#load the data from web URL

url = ‘https://nextlevel.finance/wp-content/uploads/2018/09/test.csv’

data = np.genfromtxt(url, delimiter=’,’, skip_header=0, filling_values=-1, dtype=’int’)

#Let’s look at the resulting array

print(data)

[[2 1 3 0 0]

[7 1 3 5 9]

[2 5 3 3 4]

[2 1 3 9 8]

[8 1 3 0 7]

[2 3 2 3 3]

[1 1 3 4 4]

[8 1 3 3 4]

[3 1 1 5 9]

[2 1 6 6 4]]

print(data.shape)

(10,5)

### Joining multiple numpy arrays

There are a few different ways you can concatenate numpy arrays. The numpy methods mostly used are np.concatenate, np.vstack and np.hstack.

#create two arrays

myarr1 = np.zeros([2,2])

myarr2 = np.ones([2,2])

print(myarr1)

[[0. 0.]

[0. 0.]]

print(myarr2)

[[1. 1.]

[1. 1.]]

#Concat vertically using concatenate

myarr3 = np.concatenate([myarr1, myarr2], axis=0)

print(myarr3)

[[0. 0.]

[0. 0.]

[1. 1.]

[1. 1.]]

#Concat vertically using vstack

myarr4 = np.vstack([myarr1,myarr2])

print(myarr4)

[[0. 0.]

[0. 0.]

[1. 1.]

[1. 1.]]

#Concat horizontally using concatenate

myarr5 = np.concatenate([myarr1, myarr2], axis=1)

print(myarr5)

[[0. 0. 1. 1.]

[0. 0. 1. 1.]]

#Concat horizontally using vstack

myarr6 = np.hstack([myarr1,myarr2])

print(myarr6)

[[0. 0. 1. 1.]

[0. 0. 1. 1.]]

### Sorting numpy arrays

When sorting numpy arrays, typically you want to maintain the integrity of the rows while sorting on a specific column. To do so, you want to use a two-step process using the argsort method rather than the sort method.
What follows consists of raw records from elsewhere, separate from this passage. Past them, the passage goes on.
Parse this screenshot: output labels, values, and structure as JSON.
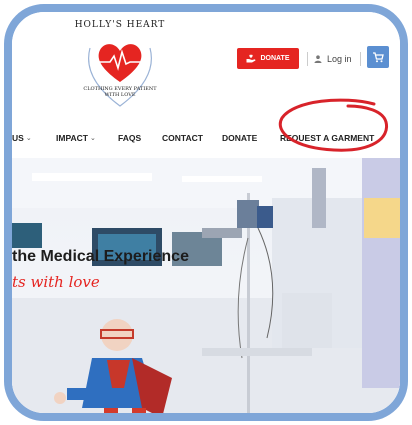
{
  "logo": {
    "name": "HOLLY'S HEART",
    "tagline_line1": "CLOTHING EVERY PATIENT",
    "tagline_line2": "WITH LOVE"
  },
  "header": {
    "donate_label": "DONATE",
    "login_label": "Log in"
  },
  "nav": {
    "items": [
      {
        "label": "US",
        "has_dropdown": true
      },
      {
        "label": "IMPACT",
        "has_dropdown": true
      },
      {
        "label": "FAQS",
        "has_dropdown": false
      },
      {
        "label": "CONTACT",
        "has_dropdown": false
      },
      {
        "label": "DONATE",
        "has_dropdown": false
      },
      {
        "label": "REQUEST A GARMENT",
        "has_dropdown": false
      }
    ]
  },
  "hero": {
    "title": "the Medical Experience",
    "subtitle": "ts with love"
  },
  "colors": {
    "accent_red": "#e52521",
    "cart_blue": "#5b8fd1",
    "frame_blue": "#7fa6d8"
  }
}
The sort method will sort every column (or row) and thus corrupt the row (or column) integrity. We’ll look at the more complex case using argsort first since it’s the more common use case.
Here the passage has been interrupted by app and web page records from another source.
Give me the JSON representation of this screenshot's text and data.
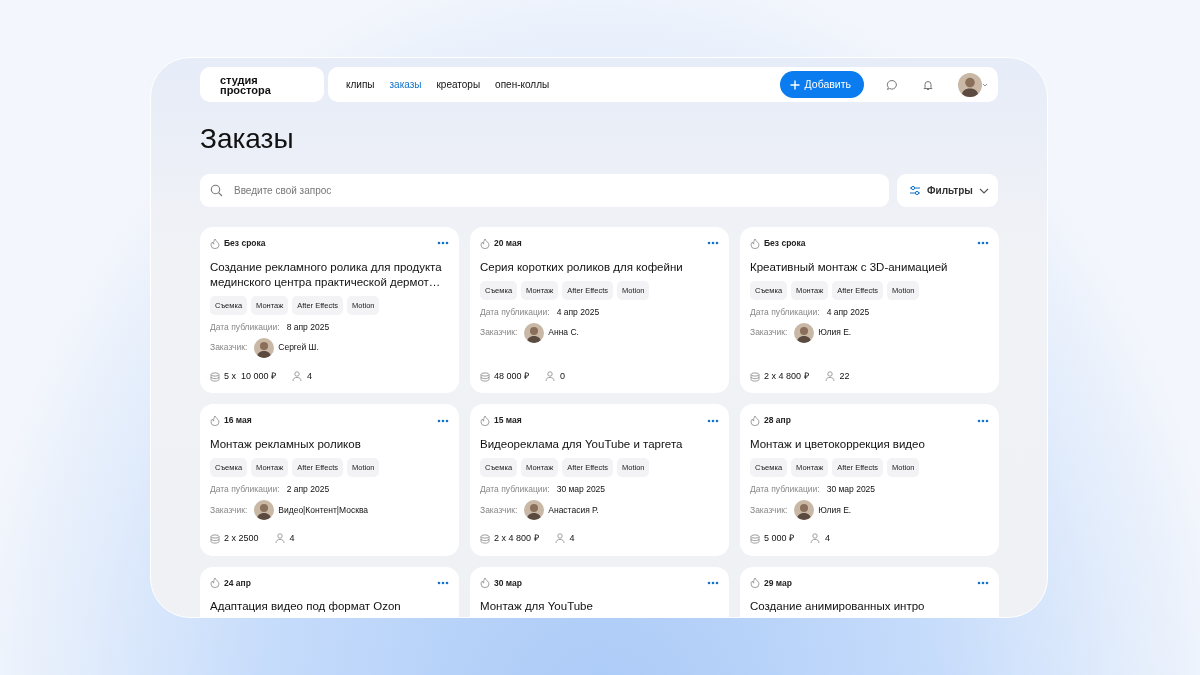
{
  "header": {
    "logo_lines": [
      "студия",
      "простора"
    ],
    "nav": [
      {
        "label": "клипы",
        "selected": false
      },
      {
        "label": "заказы",
        "selected": true
      },
      {
        "label": "креаторы",
        "selected": false
      },
      {
        "label": "опен-коллы",
        "selected": false
      }
    ],
    "add_button": "Добавить"
  },
  "title": "Заказы",
  "search": {
    "placeholder": "Введите свой запрос"
  },
  "filters_button": "Фильтры",
  "orders": [
    {
      "deadline": "Без срока",
      "title": "Создание рекламного ролика для продукта мединского центра практической дермот…",
      "tags": [
        "Съемка",
        "Монтаж",
        "After Effects",
        "Motion"
      ],
      "pub_label": "Дата публикации:",
      "pub_date": "8 апр 2025",
      "customer_label": "Заказчик:",
      "customer": "Сергей Ш.",
      "price": "5 x  10 000 ₽",
      "responses": "4"
    },
    {
      "deadline": "20 мая",
      "title": "Серия коротких роликов для кофейни",
      "tags": [
        "Съемка",
        "Монтаж",
        "After Effects",
        "Motion"
      ],
      "pub_label": "Дата публикации:",
      "pub_date": "4 апр 2025",
      "customer_label": "Заказчик:",
      "customer": "Анна С.",
      "price": "48 000 ₽",
      "responses": "0"
    },
    {
      "deadline": "Без срока",
      "title": "Креативный монтаж с 3D-анимацией",
      "tags": [
        "Съемка",
        "Монтаж",
        "After Effects",
        "Motion"
      ],
      "pub_label": "Дата публикации:",
      "pub_date": "4 апр 2025",
      "customer_label": "Заказчик:",
      "customer": "Юлия Е.",
      "price": "2 x 4 800 ₽",
      "responses": "22"
    },
    {
      "deadline": "16 мая",
      "title": "Монтаж рекламных роликов",
      "tags": [
        "Съемка",
        "Монтаж",
        "After Effects",
        "Motion"
      ],
      "pub_label": "Дата публикации:",
      "pub_date": "2 апр 2025",
      "customer_label": "Заказчик:",
      "customer": "Видео|Контент|Москва",
      "price": "2 x 2500",
      "responses": "4"
    },
    {
      "deadline": "15 мая",
      "title": "Видеореклама для YouTube и таргета",
      "tags": [
        "Съемка",
        "Монтаж",
        "After Effects",
        "Motion"
      ],
      "pub_label": "Дата публикации:",
      "pub_date": "30 мар 2025",
      "customer_label": "Заказчик:",
      "customer": "Анастасия Р.",
      "price": "2 x 4 800 ₽",
      "responses": "4"
    },
    {
      "deadline": "28 апр",
      "title": "Монтаж и цветокоррекция видео",
      "tags": [
        "Съемка",
        "Монтаж",
        "After Effects",
        "Motion"
      ],
      "pub_label": "Дата публикации:",
      "pub_date": "30 мар 2025",
      "customer_label": "Заказчик:",
      "customer": "Юлия Е.",
      "price": "5 000 ₽",
      "responses": "4"
    },
    {
      "deadline": "24 апр",
      "title": "Адаптация видео под формат Ozon"
    },
    {
      "deadline": "30 мар",
      "title": "Монтаж для YouTube"
    },
    {
      "deadline": "29 мар",
      "title": "Создание анимированных интро"
    }
  ]
}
#create the array

myarr = np.array([[9,5,4],[2,1,6],[4,8,2]])

print(myarr)

[[9 5 4]

[2 1 6]

[4 8 2]]

#Let’s argsort the first column, and see what happens

sorted_index_col1 = myarr[:, 0].argsort()

#The output is the index numbers of the sorted values, So the 1st item is smallest, then the 2nd item, then the 0th item.

print(sorted_index_col1)

[1 2 0]

#Now we can use the index information to sort the array

sorted_arr = myarr[sorted_index_col1]

print(sorted_arr)

[[2 1 6]

[4 8 2]

[9 5 4]]

#We can also sort using the index information in a reversed or descending order

sorted_arr = myarr[sorted_index_col1[::-1]]

print(sorted_arr)

[[9 5 4]

[4 8 2]

[2 1 6]]

Lastly, let’s quickly look at using the numpy sort() method which does not maintain row/record integrity.

#create the array

myarr = np.array([[9,5,4],[2,1,6],[4,8,2]])

print(myarr)

[[9 5 4]

[2 1 6]

[4 8 2]]

#Let’s sort the columns of the numpy array

sorted_arr = np.sort(myarr, axis=0)

print(sorted_arr)

[[1 2 6]

[2 4 8]

[4 5 9]]

#Let’s sort the rows of the numpy array

sorted_arr = np.sort(myarr, axis=1)

print(sorted_arr)

[[4 5 9]

[1 2 6]

[2 4 8]]

### Working with dates in numpy arrays

Numpy uses the datetime64 object to implement dates. The object comes with a number of functions for manipulating dates.

#create a date

mydate = np.datetime64(‘2018-08-25 15:30:30’)

print(mydate)

2018-08-25T15:30:30

#create a range of dates

mydaterange = np.arange(np.datetime64(‘2018-08-01’), np.datetime64(‘2018-08-10’))

print(mydaterange)

[‘2018-08-01’ ‘2018-08-02’ ‘2018-08-03’ ‘2018-08-04’ ‘2018-08-05’ ‘2018-08-06’ ‘2018-08-07’ ‘2018-08-08’ ‘2018-08-09’]